TASK DETAILS:
Copy out the records that follow, leaving every character as it is.

STORED DATA:
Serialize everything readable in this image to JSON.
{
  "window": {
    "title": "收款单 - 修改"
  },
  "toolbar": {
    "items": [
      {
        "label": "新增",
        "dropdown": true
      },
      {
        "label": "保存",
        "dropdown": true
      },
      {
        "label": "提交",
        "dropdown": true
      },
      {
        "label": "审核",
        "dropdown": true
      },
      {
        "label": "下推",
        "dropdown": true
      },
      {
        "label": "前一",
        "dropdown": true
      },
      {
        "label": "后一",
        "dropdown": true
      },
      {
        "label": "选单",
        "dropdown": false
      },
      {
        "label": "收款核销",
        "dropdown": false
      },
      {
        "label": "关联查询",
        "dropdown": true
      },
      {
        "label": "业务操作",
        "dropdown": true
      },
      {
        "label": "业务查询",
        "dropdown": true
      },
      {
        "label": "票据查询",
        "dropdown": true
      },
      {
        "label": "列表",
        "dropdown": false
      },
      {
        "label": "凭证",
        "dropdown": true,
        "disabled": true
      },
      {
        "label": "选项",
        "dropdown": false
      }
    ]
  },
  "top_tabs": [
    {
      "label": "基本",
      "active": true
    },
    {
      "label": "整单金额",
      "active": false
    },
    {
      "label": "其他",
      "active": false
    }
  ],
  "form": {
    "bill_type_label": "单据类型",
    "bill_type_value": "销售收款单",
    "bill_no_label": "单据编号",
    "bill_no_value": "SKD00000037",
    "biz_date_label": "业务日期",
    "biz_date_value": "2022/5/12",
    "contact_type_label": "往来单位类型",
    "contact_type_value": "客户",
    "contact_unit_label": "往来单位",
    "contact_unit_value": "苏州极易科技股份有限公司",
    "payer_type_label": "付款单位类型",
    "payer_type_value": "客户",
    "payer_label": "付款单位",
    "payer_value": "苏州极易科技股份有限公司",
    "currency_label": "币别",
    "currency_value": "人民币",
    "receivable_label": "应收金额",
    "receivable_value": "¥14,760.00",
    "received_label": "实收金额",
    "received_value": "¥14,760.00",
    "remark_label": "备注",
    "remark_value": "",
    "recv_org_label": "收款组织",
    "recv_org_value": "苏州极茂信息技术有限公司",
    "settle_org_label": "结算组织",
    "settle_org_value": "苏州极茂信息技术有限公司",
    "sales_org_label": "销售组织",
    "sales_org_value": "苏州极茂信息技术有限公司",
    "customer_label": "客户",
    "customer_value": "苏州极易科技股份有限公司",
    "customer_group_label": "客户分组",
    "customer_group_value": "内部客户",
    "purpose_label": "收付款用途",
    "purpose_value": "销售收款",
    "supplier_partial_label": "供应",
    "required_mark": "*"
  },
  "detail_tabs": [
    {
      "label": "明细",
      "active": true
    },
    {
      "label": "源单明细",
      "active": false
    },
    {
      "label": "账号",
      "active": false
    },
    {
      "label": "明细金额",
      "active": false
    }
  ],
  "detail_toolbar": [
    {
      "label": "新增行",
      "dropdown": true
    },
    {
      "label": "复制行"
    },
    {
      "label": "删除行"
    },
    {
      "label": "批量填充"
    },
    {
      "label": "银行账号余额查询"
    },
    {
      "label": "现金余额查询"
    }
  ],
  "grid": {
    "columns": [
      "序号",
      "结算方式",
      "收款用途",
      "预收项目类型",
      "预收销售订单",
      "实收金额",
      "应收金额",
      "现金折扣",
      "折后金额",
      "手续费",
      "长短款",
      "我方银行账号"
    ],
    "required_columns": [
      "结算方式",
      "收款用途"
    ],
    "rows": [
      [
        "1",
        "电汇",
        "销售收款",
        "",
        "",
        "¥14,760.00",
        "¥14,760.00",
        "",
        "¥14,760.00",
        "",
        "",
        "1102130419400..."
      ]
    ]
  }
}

RESULT OF THIS EXERCISE:
Serialize everything readable in this image to JSON.
{
  "window": {
    "title": "收款单 - 修改"
  },
  "toolbar": {
    "items": [
      {
        "label": "新增",
        "dropdown": true
      },
      {
        "label": "保存",
        "dropdown": true
      },
      {
        "label": "提交",
        "dropdown": true
      },
      {
        "label": "审核",
        "dropdown": true
      },
      {
        "label": "下推",
        "dropdown": true
      },
      {
        "label": "前一",
        "dropdown": true
      },
      {
        "label": "后一",
        "dropdown": true
      },
      {
        "label": "选单",
        "dropdown": false
      },
      {
        "label": "收款核销",
        "dropdown": false
      },
      {
        "label": "关联查询",
        "dropdown": true
      },
      {
        "label": "业务操作",
        "dropdown": true
      },
      {
        "label": "业务查询",
        "dropdown": true
      },
      {
        "label": "票据查询",
        "dropdown": true
      },
      {
        "label": "列表",
        "dropdown": false
      },
      {
        "label": "凭证",
        "dropdown": true,
        "disabled": true
      },
      {
        "label": "选项",
        "dropdown": false
      }
    ]
  },
  "top_tabs": [
    {
      "label": "基本",
      "active": true
    },
    {
      "label": "整单金额",
      "active": false
    },
    {
      "label": "其他",
      "active": false
    }
  ],
  "form": {
    "bill_type_label": "单据类型",
    "bill_type_value": "销售收款单",
    "bill_no_label": "单据编号",
    "bill_no_value": "SKD00000037",
    "biz_date_label": "业务日期",
    "biz_date_value": "2022/5/12",
    "contact_type_label": "往来单位类型",
    "contact_type_value": "客户",
    "contact_unit_label": "往来单位",
    "contact_unit_value": "苏州极易科技股份有限公司",
    "payer_type_label": "付款单位类型",
    "payer_type_value": "客户",
    "payer_label": "付款单位",
    "payer_value": "苏州极易科技股份有限公司",
    "currency_label": "币别",
    "currency_value": "人民币",
    "receivable_label": "应收金额",
    "receivable_value": "¥14,760.00",
    "received_label": "实收金额",
    "received_value": "¥14,760.00",
    "remark_label": "备注",
    "remark_value": "",
    "recv_org_label": "收款组织",
    "recv_org_value": "苏州极茂信息技术有限公司",
    "settle_org_label": "结算组织",
    "settle_org_value": "苏州极茂信息技术有限公司",
    "sales_org_label": "销售组织",
    "sales_org_value": "苏州极茂信息技术有限公司",
    "customer_label": "客户",
    "customer_value": "苏州极易科技股份有限公司",
    "customer_group_label": "客户分组",
    "customer_group_value": "内部客户",
    "purpose_label": "收付款用途",
    "purpose_value": "销售收款",
    "supplier_partial_label": "供应",
    "required_mark": "*"
  },
  "detail_tabs": [
    {
      "label": "明细",
      "active": true
    },
    {
      "label": "源单明细",
      "active": false
    },
    {
      "label": "账号",
      "active": false
    },
    {
      "label": "明细金额",
      "active": false
    }
  ],
  "detail_toolbar": [
    {
      "label": "新增行",
      "dropdown": true
    },
    {
      "label": "复制行"
    },
    {
      "label": "删除行"
    },
    {
      "label": "批量填充"
    },
    {
      "label": "银行账号余额查询"
    },
    {
      "label": "现金余额查询"
    }
  ],
  "grid": {
    "columns": [
      "序号",
      "结算方式",
      "收款用途",
      "预收项目类型",
      "预收销售订单",
      "实收金额",
      "应收金额",
      "现金折扣",
      "折后金额",
      "手续费",
      "长短款",
      "我方银行账号"
    ],
    "required_columns": [
      "结算方式",
      "收款用途"
    ],
    "rows": [
      [
        "1",
        "电汇",
        "销售收款",
        "",
        "",
        "¥14,760.00",
        "¥14,760.00",
        "",
        "¥14,760.00",
        "",
        "",
        "1102130419400..."
      ]
    ]
  }
}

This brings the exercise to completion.